Just Circular Society

The Challenge of Transitional Justice

The KIE supports a fair and equitable transition to climate neutrality along the three Tenets of Transitional Justice: distribution, recognition, and procedure. Following their logic requires: 

firstly to analyse the de facto distributional effects;

secondly, understanding justice as recognition to detect whom this transition mostly affects by analysing subjective perceptions and objective capabilities;

thirdly, based on best practice to foster procedural justice by developing strategies for active empowerment of those most at risk of being “left behind”.

Therefore, the team of the KIE is committed to investigate – from a system perspective – how the 2030 energy and climate targets and the transition to climate neutrality by 2050 affect the RECOVER fields of delivery with the aim to achieve a Just Circular Society specifically focusing on declining and transforming sectors. An example for this approach is the “Sustainability CSOP” which we developed in a pilot project dubbed “The Berlin Water CSOP” facilitating water purification.

Achieving a Just Circular Society

From a technical point of view the path to climate neutrality is resting on the two pillars of the energy and digital transition. But the successful shift to 100 percent RE in power and heat, increased energy efficiency (EE) and a circular economy – deeply anchored in the advancement of information and communication technologies (ICT) – is dependent on a profound coordinated societal transition. This “dual transition” apart from adapting to and accepting new ICT requires significant changes of consumption and mobility behaviour affecting society asymmetrically and produces uneven outcomes, already clearly manifested in the growing tensions between urban and rural populations. Therefore, additional to the behavioural trajectory to a circular economy, tensions between centre and periphery, between generations and between those benefitting and those loosing, need to be overcome if disadvantaged groups are not to be antagonised. Social cohesion, acceptance, and commitment is necessary to achieve a successful dual societal transition. It can only be achieved if the tenets of transitional justice are respected.

With the energy sector (being the core area of decarbonisation) as point of departure on the way to climate neutrality our reference system includes digitisation, circular economy as well as tensions between urban and rural areas. The Circular Economy is key in tackling the climate crisis: 55% of emissions are being addressed by energy transition, the remaining 45% by the circular transition; however, circular economy approaches alone cannot fully address the societal changes needed to achieve full circularity of resources.

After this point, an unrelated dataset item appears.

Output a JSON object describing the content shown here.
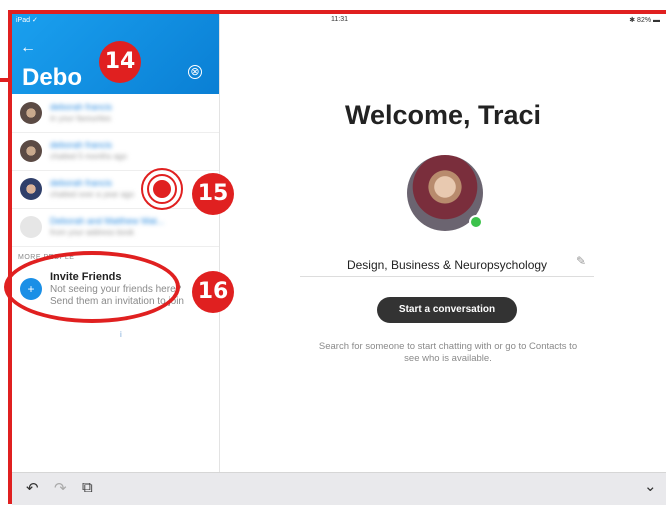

Only the broader concept of a circular society can grasp the far-reaching changes needed in society to achieve carbon neutrality on our lone “Spaceship Earth” (Boulding). The KIE’s overarching goal is, therefore, to deliver effective support for reaching a Just Circular Society as illustrated in Figure 2.

A diagram that illustrates the transition to a just circular society

Research agenda until 2030

Both, through our own and third party funded projects our research agenda focuses on three areas until 2030:

With the energy sector, having the largest decarbonisation potential, as point of departure, digitisation, the circular economy and the tensions between urban and rural populations are explored regarding distributive repercussions and their systemic interrelations at the Connecting Interfaces. We assess trade-offs and synergies between climate-change impacts, corresponding government (re-)action and social and equity considerations. Citizen / consumer participation, both financial and in decision making are pivotal for cohesion amongst our societies to avoid antagonization of individual groups and prevent inter and intra generational conflicts endangering the transition to climate neutrality.

Against this background we assesses transitional justice dimensions across the EU and worldwide. Regarding the EU we focus on national procedures developing Territorial Just Transition Plans (TJTPs), National Recovery and Resilience Plans (NRRPs) and other complementary instruments, to enhance the just transition process with regard to how funding is channelled to the recipients in the most affected regions. This includes identifying perceptions of risks, the coverage of transition challenges, the motivation of managing authorities, stakeholder engagement and monitoring procedures with regard to their inclusivity, effectiveness and capacity to engage the most affected groups. We develop benchmarking guidelines for the design of inclusive, socially fair and economically viable TJTPs.

A core objective of the research of the KIE is to identify those most at risk to be “left behind” in the most affected regions and sectors. We strive to analyse processes internal to these social groups to develop archetype Personae at the interfaces of the elements of the Just Circular Society. The analysis embraces, e.g., creating trust and connection, finding shared goals and solutions, building coalitions with the objective to understand engagement and non-engagement to facilitate their empowerment. In this context we consider the impact that digitization and proliferation of social media have on these processes and dynamics, including considerations of “digital sobriety”.